AT THE GREEN CEMETARY AND NATURAL PATH SANCTUARY
I’m lost on the narrow trails sloping
and curving among the exuberant green of late May.
I suppose my friend is everywhere here,
and that is the point: growing into the earth
now, indistinguishable from fern or maple,
oak or ash. Birdsong crisscrosses
everywhere as I make my way deeper
into the woods.
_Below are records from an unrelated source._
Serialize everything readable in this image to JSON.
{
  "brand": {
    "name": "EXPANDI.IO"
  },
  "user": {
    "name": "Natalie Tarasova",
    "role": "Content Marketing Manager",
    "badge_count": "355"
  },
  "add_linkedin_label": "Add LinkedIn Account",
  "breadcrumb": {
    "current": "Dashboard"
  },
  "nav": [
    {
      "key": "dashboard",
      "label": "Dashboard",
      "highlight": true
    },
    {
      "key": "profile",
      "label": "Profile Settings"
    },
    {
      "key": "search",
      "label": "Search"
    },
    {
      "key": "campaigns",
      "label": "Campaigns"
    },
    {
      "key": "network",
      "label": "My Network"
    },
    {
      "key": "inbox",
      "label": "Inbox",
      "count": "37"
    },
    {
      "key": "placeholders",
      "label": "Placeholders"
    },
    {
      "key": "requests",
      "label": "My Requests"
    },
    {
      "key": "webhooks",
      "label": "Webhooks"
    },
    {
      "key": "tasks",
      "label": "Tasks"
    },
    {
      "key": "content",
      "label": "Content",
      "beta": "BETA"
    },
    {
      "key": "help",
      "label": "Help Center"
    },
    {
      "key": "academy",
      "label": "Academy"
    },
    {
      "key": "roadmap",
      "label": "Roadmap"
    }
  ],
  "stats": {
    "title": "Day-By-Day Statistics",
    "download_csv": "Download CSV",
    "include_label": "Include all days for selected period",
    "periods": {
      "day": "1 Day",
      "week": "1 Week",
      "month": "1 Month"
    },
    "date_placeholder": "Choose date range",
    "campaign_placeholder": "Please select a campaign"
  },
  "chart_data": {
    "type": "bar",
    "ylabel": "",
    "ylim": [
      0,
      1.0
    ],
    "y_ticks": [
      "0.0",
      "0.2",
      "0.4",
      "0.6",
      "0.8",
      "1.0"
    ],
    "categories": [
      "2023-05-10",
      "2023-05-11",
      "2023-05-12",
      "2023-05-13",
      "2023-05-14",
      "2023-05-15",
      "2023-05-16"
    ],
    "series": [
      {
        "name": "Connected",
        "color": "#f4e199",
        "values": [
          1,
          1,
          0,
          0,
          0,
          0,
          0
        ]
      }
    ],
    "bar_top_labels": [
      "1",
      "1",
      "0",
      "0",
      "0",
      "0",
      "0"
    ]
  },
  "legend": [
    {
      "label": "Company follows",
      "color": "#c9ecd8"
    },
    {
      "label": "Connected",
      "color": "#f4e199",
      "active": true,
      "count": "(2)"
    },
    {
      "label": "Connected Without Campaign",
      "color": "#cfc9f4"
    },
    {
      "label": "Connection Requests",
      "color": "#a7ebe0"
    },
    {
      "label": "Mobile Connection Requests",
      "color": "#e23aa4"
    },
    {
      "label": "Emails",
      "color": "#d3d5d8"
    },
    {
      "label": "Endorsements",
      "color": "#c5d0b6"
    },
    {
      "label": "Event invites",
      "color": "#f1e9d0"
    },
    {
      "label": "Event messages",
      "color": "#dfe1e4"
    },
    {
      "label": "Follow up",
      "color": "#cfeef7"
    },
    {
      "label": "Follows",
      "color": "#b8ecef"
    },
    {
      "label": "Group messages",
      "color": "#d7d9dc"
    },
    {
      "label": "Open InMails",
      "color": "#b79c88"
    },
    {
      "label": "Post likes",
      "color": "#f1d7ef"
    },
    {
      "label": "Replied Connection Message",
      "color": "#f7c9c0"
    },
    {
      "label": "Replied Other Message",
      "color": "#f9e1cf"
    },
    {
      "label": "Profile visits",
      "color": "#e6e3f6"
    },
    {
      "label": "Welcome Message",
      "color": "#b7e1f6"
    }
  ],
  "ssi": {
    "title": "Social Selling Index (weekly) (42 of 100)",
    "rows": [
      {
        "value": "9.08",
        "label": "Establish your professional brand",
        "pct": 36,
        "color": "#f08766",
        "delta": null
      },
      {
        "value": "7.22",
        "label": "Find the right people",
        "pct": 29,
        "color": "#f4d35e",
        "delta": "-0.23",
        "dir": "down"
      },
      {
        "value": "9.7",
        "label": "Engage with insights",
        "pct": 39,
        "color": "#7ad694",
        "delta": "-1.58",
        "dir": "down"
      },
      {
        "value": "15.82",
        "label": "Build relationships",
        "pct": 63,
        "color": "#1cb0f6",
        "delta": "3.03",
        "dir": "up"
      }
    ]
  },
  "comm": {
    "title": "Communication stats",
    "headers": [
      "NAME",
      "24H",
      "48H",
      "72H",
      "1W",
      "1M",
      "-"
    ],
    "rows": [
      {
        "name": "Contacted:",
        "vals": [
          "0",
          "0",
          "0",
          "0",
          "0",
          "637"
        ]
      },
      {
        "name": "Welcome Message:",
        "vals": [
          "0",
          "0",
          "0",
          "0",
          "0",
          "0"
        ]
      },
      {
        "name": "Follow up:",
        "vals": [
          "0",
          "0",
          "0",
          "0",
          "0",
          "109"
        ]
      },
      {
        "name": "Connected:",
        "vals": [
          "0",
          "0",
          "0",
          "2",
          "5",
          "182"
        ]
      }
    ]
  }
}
It is supposed to be enough;
I might be too set or greedy, I want more–
one marker with dates chiseled
or raised in burnished bronze.
I want a stone that endures for her name.
for Rosemary, in memory
Today I tried making a list
of all the places you and I gathered
together: Lombardinos for Italian,
LaBrioche for bi-weekly poetry tea,
the Bubble Up Bar for nightcaps,
the bookshops where you’d sit front row
whenever I gave a reading.
And I will never not see you,
settling onto your living room sidechair
while waiting for your signature Bolognese sauce
to find its final perfection for our dinners.
There you are again–drawing your fingers upwards
through your light hair as you make another
passionate point; your smile widening, ablaze–
you are looking at me as you speak, how easy it was
to love myself in that glow.
ANOTHER JUNE MORNING HAS ARRIVED
Anniversary of my mother’s leaving,
exuberance of early summer
and triumph of the peonies, their pink
and white faces spread like joy.
Every year it is the same, I count the days
until her last has arrived.
Every year an early hour
calls the birds to singing.
Every June I remember
how waking belongs to song.
Andrea Potos is the author of several full-length collections of poems, most recently Her Joy Becomes (Fernwood Press), Marrow of Summer (Kelsay Books), and Mothershell (Kelsay Books). Her poems appear widely online and in print, most recently in Potomac Review, Braided Way, Poem, and Lothlorien Poetry Journal.